YOUR INSTRUCTIONS
An exact copy of the entries below is the expected answer.

Web page and app entries
┄┄┄┄┄┄
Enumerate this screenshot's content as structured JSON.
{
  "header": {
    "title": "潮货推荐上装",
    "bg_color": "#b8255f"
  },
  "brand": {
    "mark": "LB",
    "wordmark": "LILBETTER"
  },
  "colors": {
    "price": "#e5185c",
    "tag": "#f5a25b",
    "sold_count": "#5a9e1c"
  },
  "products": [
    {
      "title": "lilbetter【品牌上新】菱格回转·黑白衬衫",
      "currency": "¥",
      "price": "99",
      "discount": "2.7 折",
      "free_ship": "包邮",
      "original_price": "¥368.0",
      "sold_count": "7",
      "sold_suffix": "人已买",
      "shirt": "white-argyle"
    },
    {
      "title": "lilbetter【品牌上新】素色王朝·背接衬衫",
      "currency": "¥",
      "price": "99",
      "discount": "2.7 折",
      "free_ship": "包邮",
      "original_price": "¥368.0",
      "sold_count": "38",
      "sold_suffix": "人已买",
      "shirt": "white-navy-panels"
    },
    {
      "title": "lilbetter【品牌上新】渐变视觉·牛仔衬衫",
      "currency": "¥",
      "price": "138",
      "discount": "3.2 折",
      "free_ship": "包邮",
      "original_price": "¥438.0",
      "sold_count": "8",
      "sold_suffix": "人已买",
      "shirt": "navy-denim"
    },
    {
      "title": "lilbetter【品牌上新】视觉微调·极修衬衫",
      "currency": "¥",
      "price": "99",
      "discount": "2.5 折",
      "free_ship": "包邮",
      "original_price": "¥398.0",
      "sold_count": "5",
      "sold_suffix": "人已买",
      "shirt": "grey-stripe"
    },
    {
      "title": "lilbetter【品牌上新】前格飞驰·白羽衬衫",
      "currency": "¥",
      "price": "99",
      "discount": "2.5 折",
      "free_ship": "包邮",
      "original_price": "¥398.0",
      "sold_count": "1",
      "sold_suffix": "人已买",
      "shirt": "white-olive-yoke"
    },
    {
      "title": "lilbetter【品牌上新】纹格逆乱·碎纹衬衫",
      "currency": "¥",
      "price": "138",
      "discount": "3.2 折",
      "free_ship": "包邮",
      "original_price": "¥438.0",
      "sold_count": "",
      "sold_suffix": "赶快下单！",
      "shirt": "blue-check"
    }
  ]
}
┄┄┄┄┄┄
EXERCISE RESPONSE
Enumerate this screenshot's content as structured JSON.
{
  "header": {
    "title": "潮货推荐上装",
    "bg_color": "#b8255f"
  },
  "brand": {
    "mark": "LB",
    "wordmark": "LILBETTER"
  },
  "colors": {
    "price": "#e5185c",
    "tag": "#f5a25b",
    "sold_count": "#5a9e1c"
  },
  "products": [
    {
      "title": "lilbetter【品牌上新】菱格回转·黑白衬衫",
      "currency": "¥",
      "price": "99",
      "discount": "2.7 折",
      "free_ship": "包邮",
      "original_price": "¥368.0",
      "sold_count": "7",
      "sold_suffix": "人已买",
      "shirt": "white-argyle"
    },
    {
      "title": "lilbetter【品牌上新】素色王朝·背接衬衫",
      "currency": "¥",
      "price": "99",
      "discount": "2.7 折",
      "free_ship": "包邮",
      "original_price": "¥368.0",
      "sold_count": "38",
      "sold_suffix": "人已买",
      "shirt": "white-navy-panels"
    },
    {
      "title": "lilbetter【品牌上新】渐变视觉·牛仔衬衫",
      "currency": "¥",
      "price": "138",
      "discount": "3.2 折",
      "free_ship": "包邮",
      "original_price": "¥438.0",
      "sold_count": "8",
      "sold_suffix": "人已买",
      "shirt": "navy-denim"
    },
    {
      "title": "lilbetter【品牌上新】视觉微调·极修衬衫",
      "currency": "¥",
      "price": "99",
      "discount": "2.5 折",
      "free_ship": "包邮",
      "original_price": "¥398.0",
      "sold_count": "5",
      "sold_suffix": "人已买",
      "shirt": "grey-stripe"
    },
    {
      "title": "lilbetter【品牌上新】前格飞驰·白羽衬衫",
      "currency": "¥",
      "price": "99",
      "discount": "2.5 折",
      "free_ship": "包邮",
      "original_price": "¥398.0",
      "sold_count": "1",
      "sold_suffix": "人已买",
      "shirt": "white-olive-yoke"
    },
    {
      "title": "lilbetter【品牌上新】纹格逆乱·碎纹衬衫",
      "currency": "¥",
      "price": "138",
      "discount": "3.2 折",
      "free_ship": "包邮",
      "original_price": "¥438.0",
      "sold_count": "",
      "sold_suffix": "赶快下单！",
      "shirt": "blue-check"
    }
  ]
}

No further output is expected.